# [SUPPLIED MATERIAL]
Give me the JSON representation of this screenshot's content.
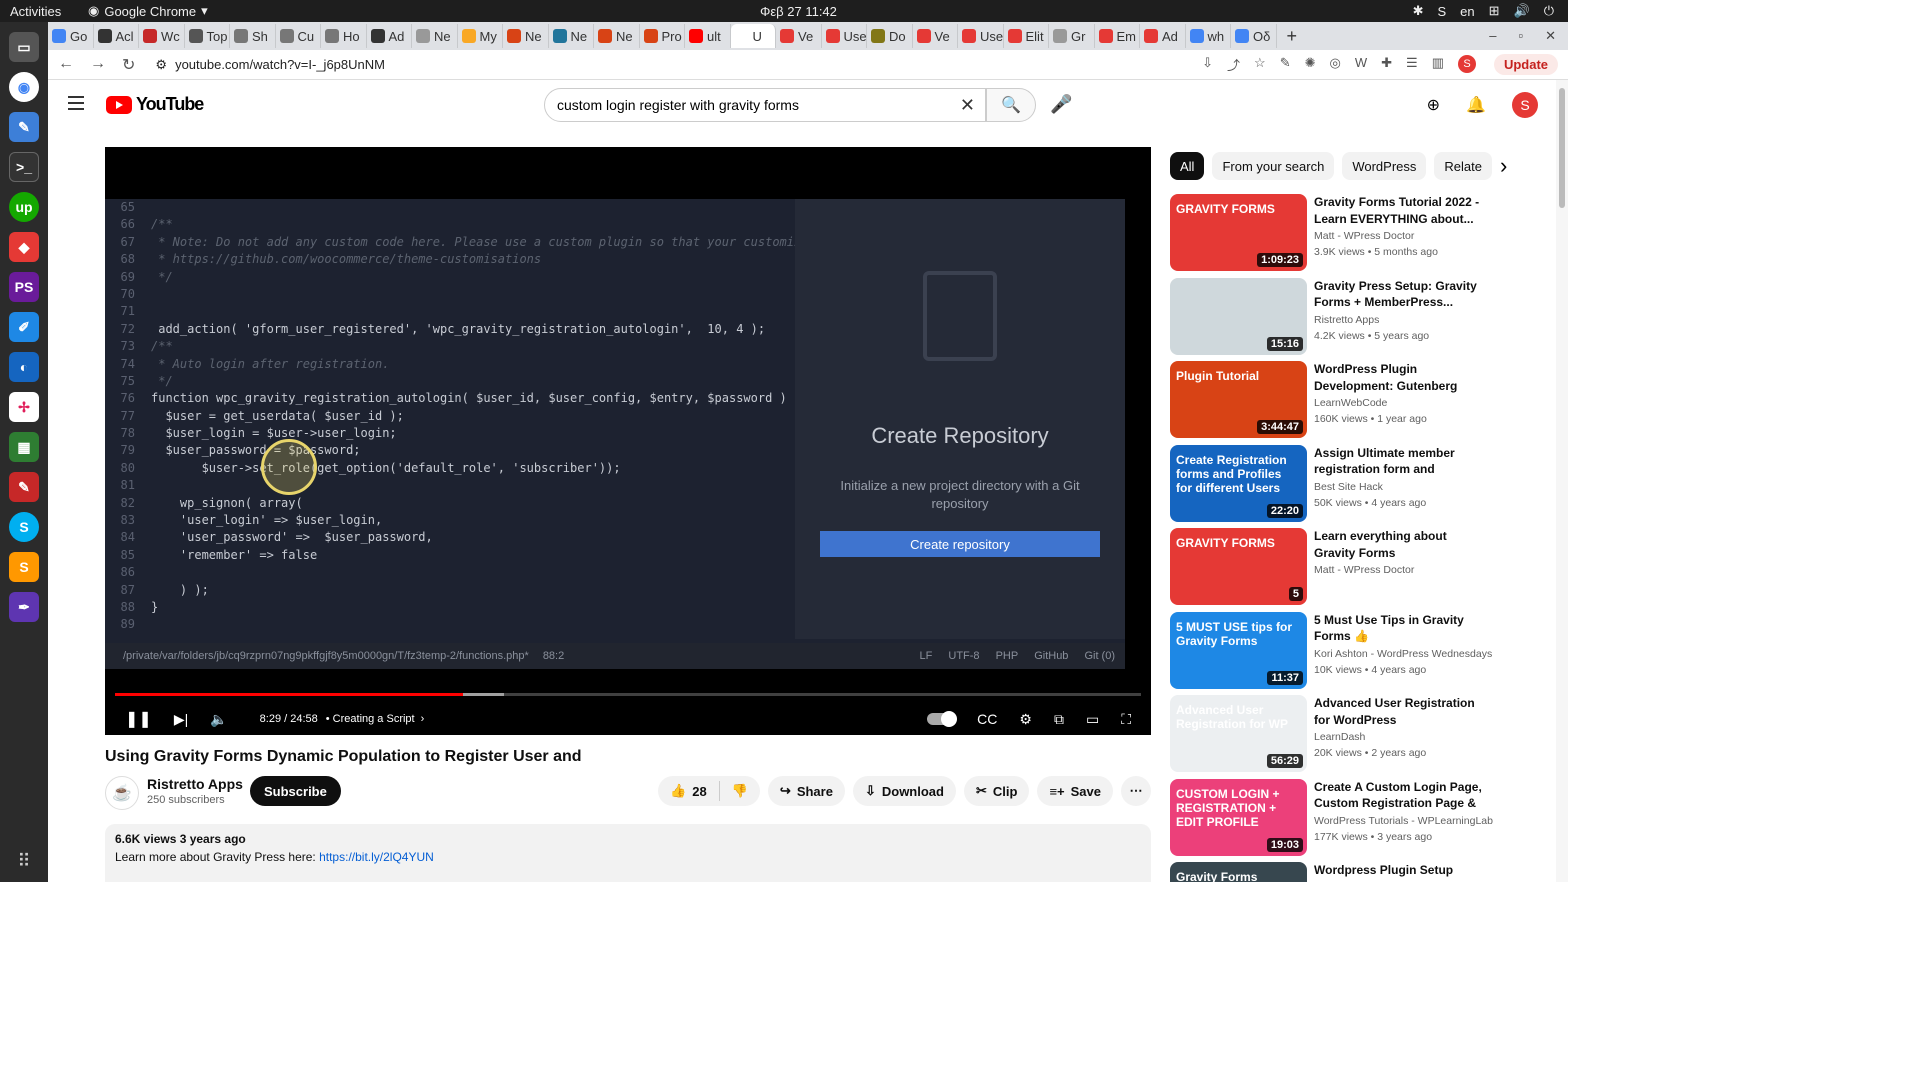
{
  "os": {
    "activities": "Activities",
    "app": "Google Chrome",
    "clock": "Φεβ 27  11:42",
    "lang": "en",
    "user_initial": "S"
  },
  "tabs": [
    {
      "label": "Go",
      "color": "#4285f4"
    },
    {
      "label": "Acl",
      "color": "#333"
    },
    {
      "label": "Wc",
      "color": "#c62828"
    },
    {
      "label": "Top",
      "color": "#555"
    },
    {
      "label": "Sh",
      "color": "#777"
    },
    {
      "label": "Cu",
      "color": "#777"
    },
    {
      "label": "Ho",
      "color": "#777"
    },
    {
      "label": "Ad",
      "color": "#333"
    },
    {
      "label": "Ne",
      "color": "#999"
    },
    {
      "label": "My",
      "color": "#f9a825"
    },
    {
      "label": "Ne",
      "color": "#d84315"
    },
    {
      "label": "Ne",
      "color": "#21759b"
    },
    {
      "label": "Ne",
      "color": "#d84315"
    },
    {
      "label": "Pro",
      "color": "#d84315"
    },
    {
      "label": "ult",
      "color": "#f00"
    },
    {
      "label": "U",
      "color": "#fff",
      "active": true
    },
    {
      "label": "Ve",
      "color": "#e53935"
    },
    {
      "label": "Use",
      "color": "#e53935"
    },
    {
      "label": "Do",
      "color": "#827717"
    },
    {
      "label": "Ve",
      "color": "#e53935"
    },
    {
      "label": "Use",
      "color": "#e53935"
    },
    {
      "label": "Elit",
      "color": "#e53935"
    },
    {
      "label": "Gr",
      "color": "#999"
    },
    {
      "label": "Em",
      "color": "#e53935"
    },
    {
      "label": "Ad",
      "color": "#e53935"
    },
    {
      "label": "wh",
      "color": "#4285f4"
    },
    {
      "label": "Οδ",
      "color": "#4285f4"
    }
  ],
  "browser": {
    "url": "youtube.com/watch?v=I-_j6p8UnNM",
    "profile": "S",
    "update": "Update"
  },
  "youtube": {
    "logo": "YouTube",
    "search_query": "custom login register with gravity forms",
    "avatar": "S"
  },
  "player": {
    "editor": {
      "lines": [
        {
          "n": "65",
          "t": ""
        },
        {
          "n": "66",
          "t": "/**",
          "cls": "c"
        },
        {
          "n": "67",
          "t": " * Note: Do not add any custom code here. Please use a custom plugin so that your customiz",
          "cls": "c"
        },
        {
          "n": "68",
          "t": " * https://github.com/woocommerce/theme-customisations",
          "cls": "c"
        },
        {
          "n": "69",
          "t": " */",
          "cls": "c"
        },
        {
          "n": "70",
          "t": ""
        },
        {
          "n": "71",
          "t": ""
        },
        {
          "n": "72",
          "t": " add_action( 'gform_user_registered', 'wpc_gravity_registration_autologin',  10, 4 );"
        },
        {
          "n": "73",
          "t": "/**",
          "cls": "c"
        },
        {
          "n": "74",
          "t": " * Auto login after registration.",
          "cls": "c"
        },
        {
          "n": "75",
          "t": " */",
          "cls": "c"
        },
        {
          "n": "76",
          "t": "function wpc_gravity_registration_autologin( $user_id, $user_config, $entry, $password ) {"
        },
        {
          "n": "77",
          "t": "  $user = get_userdata( $user_id );"
        },
        {
          "n": "78",
          "t": "  $user_login = $user->user_login;"
        },
        {
          "n": "79",
          "t": "  $user_password = $password;"
        },
        {
          "n": "80",
          "t": "       $user->set_role(get_option('default_role', 'subscriber'));"
        },
        {
          "n": "81",
          "t": ""
        },
        {
          "n": "82",
          "t": "    wp_signon( array("
        },
        {
          "n": "83",
          "t": "    'user_login' => $user_login,"
        },
        {
          "n": "84",
          "t": "    'user_password' =>  $user_password,"
        },
        {
          "n": "85",
          "t": "    'remember' => false"
        },
        {
          "n": "86",
          "t": ""
        },
        {
          "n": "87",
          "t": "    ) );"
        },
        {
          "n": "88",
          "t": "}"
        },
        {
          "n": "89",
          "t": ""
        }
      ],
      "panel_title": "Create Repository",
      "panel_desc": "Initialize a new project directory with a Git repository",
      "panel_button": "Create repository",
      "status_path": "/private/var/folders/jb/cq9rzprn07ng9pkffgjf8y5m0000gn/T/fz3temp-2/functions.php*",
      "status_pos": "88:2",
      "status_items": [
        "LF",
        "UTF-8",
        "PHP",
        "GitHub",
        "Git (0)"
      ]
    },
    "progress": 0.339,
    "time": "8:29 / 24:58",
    "chapter": "• Creating a Script",
    "video_title": "Using Gravity Forms Dynamic Population to Register User and",
    "channel": "Ristretto Apps",
    "subscribers": "250 subscribers",
    "subscribe": "Subscribe",
    "likes": "28",
    "share": "Share",
    "download": "Download",
    "clip": "Clip",
    "save": "Save",
    "views_age": "6.6K views  3 years ago",
    "desc_text": "Learn more about Gravity Press here: ",
    "desc_link": "https://bit.ly/2lQ4YUN"
  },
  "chips": [
    "All",
    "From your search",
    "WordPress",
    "Relate"
  ],
  "recommendations": [
    {
      "title": "Gravity Forms Tutorial 2022 - Learn EVERYTHING about...",
      "channel": "Matt - WPress Doctor",
      "meta": "3.9K views • 5 months ago",
      "duration": "1:09:23",
      "thumb_text": "GRAVITY FORMS",
      "bg": "#e53935"
    },
    {
      "title": "Gravity Press Setup: Gravity Forms + MemberPress...",
      "channel": "Ristretto Apps",
      "meta": "4.2K views • 5 years ago",
      "duration": "15:16",
      "thumb_text": "",
      "bg": "#cfd8dc"
    },
    {
      "title": "WordPress Plugin Development: Gutenberg Blocks, React & More",
      "channel": "LearnWebCode",
      "meta": "160K views • 1 year ago",
      "duration": "3:44:47",
      "thumb_text": "Plugin Tutorial",
      "bg": "#d84315"
    },
    {
      "title": "Assign Ultimate member registration form and ultimate...",
      "channel": "Best Site Hack",
      "meta": "50K views • 4 years ago",
      "duration": "22:20",
      "thumb_text": "Create Registration forms and Profiles for different Users",
      "bg": "#1565c0"
    },
    {
      "title": "Learn everything about Gravity Forms",
      "channel": "Matt - WPress Doctor",
      "meta": "",
      "duration": "5",
      "thumb_text": "GRAVITY FORMS",
      "bg": "#e53935"
    },
    {
      "title": "5 Must Use Tips in Gravity Forms 👍",
      "channel": "Kori Ashton - WordPress Wednesdays",
      "meta": "10K views • 4 years ago",
      "duration": "11:37",
      "thumb_text": "5 MUST USE tips for Gravity Forms",
      "bg": "#1e88e5"
    },
    {
      "title": "Advanced User Registration for WordPress",
      "channel": "LearnDash",
      "meta": "20K views • 2 years ago",
      "duration": "56:29",
      "thumb_text": "Advanced User Registration for WP",
      "bg": "#eceff1"
    },
    {
      "title": "Create A Custom Login Page, Custom Registration Page & A...",
      "channel": "WordPress Tutorials - WPLearningLab",
      "meta": "177K views • 3 years ago",
      "duration": "19:03",
      "thumb_text": "CUSTOM LOGIN + REGISTRATION + EDIT PROFILE",
      "bg": "#ec407a"
    },
    {
      "title": "Wordpress Plugin Setup Tutorial",
      "channel": "",
      "meta": "",
      "duration": "",
      "thumb_text": "Gravity Forms",
      "bg": "#37474f"
    }
  ]
}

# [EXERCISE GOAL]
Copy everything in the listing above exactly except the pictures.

# [SOLUTION BELOW]
Give me the JSON representation of this screenshot's content.
{
  "os": {
    "activities": "Activities",
    "app": "Google Chrome",
    "clock": "Φεβ 27  11:42",
    "lang": "en",
    "user_initial": "S"
  },
  "tabs": [
    {
      "label": "Go",
      "color": "#4285f4"
    },
    {
      "label": "Acl",
      "color": "#333"
    },
    {
      "label": "Wc",
      "color": "#c62828"
    },
    {
      "label": "Top",
      "color": "#555"
    },
    {
      "label": "Sh",
      "color": "#777"
    },
    {
      "label": "Cu",
      "color": "#777"
    },
    {
      "label": "Ho",
      "color": "#777"
    },
    {
      "label": "Ad",
      "color": "#333"
    },
    {
      "label": "Ne",
      "color": "#999"
    },
    {
      "label": "My",
      "color": "#f9a825"
    },
    {
      "label": "Ne",
      "color": "#d84315"
    },
    {
      "label": "Ne",
      "color": "#21759b"
    },
    {
      "label": "Ne",
      "color": "#d84315"
    },
    {
      "label": "Pro",
      "color": "#d84315"
    },
    {
      "label": "ult",
      "color": "#f00"
    },
    {
      "label": "U",
      "color": "#fff",
      "active": true
    },
    {
      "label": "Ve",
      "color": "#e53935"
    },
    {
      "label": "Use",
      "color": "#e53935"
    },
    {
      "label": "Do",
      "color": "#827717"
    },
    {
      "label": "Ve",
      "color": "#e53935"
    },
    {
      "label": "Use",
      "color": "#e53935"
    },
    {
      "label": "Elit",
      "color": "#e53935"
    },
    {
      "label": "Gr",
      "color": "#999"
    },
    {
      "label": "Em",
      "color": "#e53935"
    },
    {
      "label": "Ad",
      "color": "#e53935"
    },
    {
      "label": "wh",
      "color": "#4285f4"
    },
    {
      "label": "Οδ",
      "color": "#4285f4"
    }
  ],
  "browser": {
    "url": "youtube.com/watch?v=I-_j6p8UnNM",
    "profile": "S",
    "update": "Update"
  },
  "youtube": {
    "logo": "YouTube",
    "search_query": "custom login register with gravity forms",
    "avatar": "S"
  },
  "player": {
    "editor": {
      "lines": [
        {
          "n": "65",
          "t": ""
        },
        {
          "n": "66",
          "t": "/**",
          "cls": "c"
        },
        {
          "n": "67",
          "t": " * Note: Do not add any custom code here. Please use a custom plugin so that your customiz",
          "cls": "c"
        },
        {
          "n": "68",
          "t": " * https://github.com/woocommerce/theme-customisations",
          "cls": "c"
        },
        {
          "n": "69",
          "t": " */",
          "cls": "c"
        },
        {
          "n": "70",
          "t": ""
        },
        {
          "n": "71",
          "t": ""
        },
        {
          "n": "72",
          "t": " add_action( 'gform_user_registered', 'wpc_gravity_registration_autologin',  10, 4 );"
        },
        {
          "n": "73",
          "t": "/**",
          "cls": "c"
        },
        {
          "n": "74",
          "t": " * Auto login after registration.",
          "cls": "c"
        },
        {
          "n": "75",
          "t": " */",
          "cls": "c"
        },
        {
          "n": "76",
          "t": "function wpc_gravity_registration_autologin( $user_id, $user_config, $entry, $password ) {"
        },
        {
          "n": "77",
          "t": "  $user = get_userdata( $user_id );"
        },
        {
          "n": "78",
          "t": "  $user_login = $user->user_login;"
        },
        {
          "n": "79",
          "t": "  $user_password = $password;"
        },
        {
          "n": "80",
          "t": "       $user->set_role(get_option('default_role', 'subscriber'));"
        },
        {
          "n": "81",
          "t": ""
        },
        {
          "n": "82",
          "t": "    wp_signon( array("
        },
        {
          "n": "83",
          "t": "    'user_login' => $user_login,"
        },
        {
          "n": "84",
          "t": "    'user_password' =>  $user_password,"
        },
        {
          "n": "85",
          "t": "    'remember' => false"
        },
        {
          "n": "86",
          "t": ""
        },
        {
          "n": "87",
          "t": "    ) );"
        },
        {
          "n": "88",
          "t": "}"
        },
        {
          "n": "89",
          "t": ""
        }
      ],
      "panel_title": "Create Repository",
      "panel_desc": "Initialize a new project directory with a Git repository",
      "panel_button": "Create repository",
      "status_path": "/private/var/folders/jb/cq9rzprn07ng9pkffgjf8y5m0000gn/T/fz3temp-2/functions.php*",
      "status_pos": "88:2",
      "status_items": [
        "LF",
        "UTF-8",
        "PHP",
        "GitHub",
        "Git (0)"
      ]
    },
    "progress": 0.339,
    "time": "8:29 / 24:58",
    "chapter": "• Creating a Script",
    "video_title": "Using Gravity Forms Dynamic Population to Register User and",
    "channel": "Ristretto Apps",
    "subscribers": "250 subscribers",
    "subscribe": "Subscribe",
    "likes": "28",
    "share": "Share",
    "download": "Download",
    "clip": "Clip",
    "save": "Save",
    "views_age": "6.6K views  3 years ago",
    "desc_text": "Learn more about Gravity Press here: ",
    "desc_link": "https://bit.ly/2lQ4YUN"
  },
  "chips": [
    "All",
    "From your search",
    "WordPress",
    "Relate"
  ],
  "recommendations": [
    {
      "title": "Gravity Forms Tutorial 2022 - Learn EVERYTHING about...",
      "channel": "Matt - WPress Doctor",
      "meta": "3.9K views • 5 months ago",
      "duration": "1:09:23",
      "thumb_text": "GRAVITY FORMS",
      "bg": "#e53935"
    },
    {
      "title": "Gravity Press Setup: Gravity Forms + MemberPress...",
      "channel": "Ristretto Apps",
      "meta": "4.2K views • 5 years ago",
      "duration": "15:16",
      "thumb_text": "",
      "bg": "#cfd8dc"
    },
    {
      "title": "WordPress Plugin Development: Gutenberg Blocks, React & More",
      "channel": "LearnWebCode",
      "meta": "160K views • 1 year ago",
      "duration": "3:44:47",
      "thumb_text": "Plugin Tutorial",
      "bg": "#d84315"
    },
    {
      "title": "Assign Ultimate member registration form and ultimate...",
      "channel": "Best Site Hack",
      "meta": "50K views • 4 years ago",
      "duration": "22:20",
      "thumb_text": "Create Registration forms and Profiles for different Users",
      "bg": "#1565c0"
    },
    {
      "title": "Learn everything about Gravity Forms",
      "channel": "Matt - WPress Doctor",
      "meta": "",
      "duration": "5",
      "thumb_text": "GRAVITY FORMS",
      "bg": "#e53935"
    },
    {
      "title": "5 Must Use Tips in Gravity Forms 👍",
      "channel": "Kori Ashton - WordPress Wednesdays",
      "meta": "10K views • 4 years ago",
      "duration": "11:37",
      "thumb_text": "5 MUST USE tips for Gravity Forms",
      "bg": "#1e88e5"
    },
    {
      "title": "Advanced User Registration for WordPress",
      "channel": "LearnDash",
      "meta": "20K views • 2 years ago",
      "duration": "56:29",
      "thumb_text": "Advanced User Registration for WP",
      "bg": "#eceff1"
    },
    {
      "title": "Create A Custom Login Page, Custom Registration Page & A...",
      "channel": "WordPress Tutorials - WPLearningLab",
      "meta": "177K views • 3 years ago",
      "duration": "19:03",
      "thumb_text": "CUSTOM LOGIN + REGISTRATION + EDIT PROFILE",
      "bg": "#ec407a"
    },
    {
      "title": "Wordpress Plugin Setup Tutorial",
      "channel": "",
      "meta": "",
      "duration": "",
      "thumb_text": "Gravity Forms",
      "bg": "#37474f"
    }
  ]
}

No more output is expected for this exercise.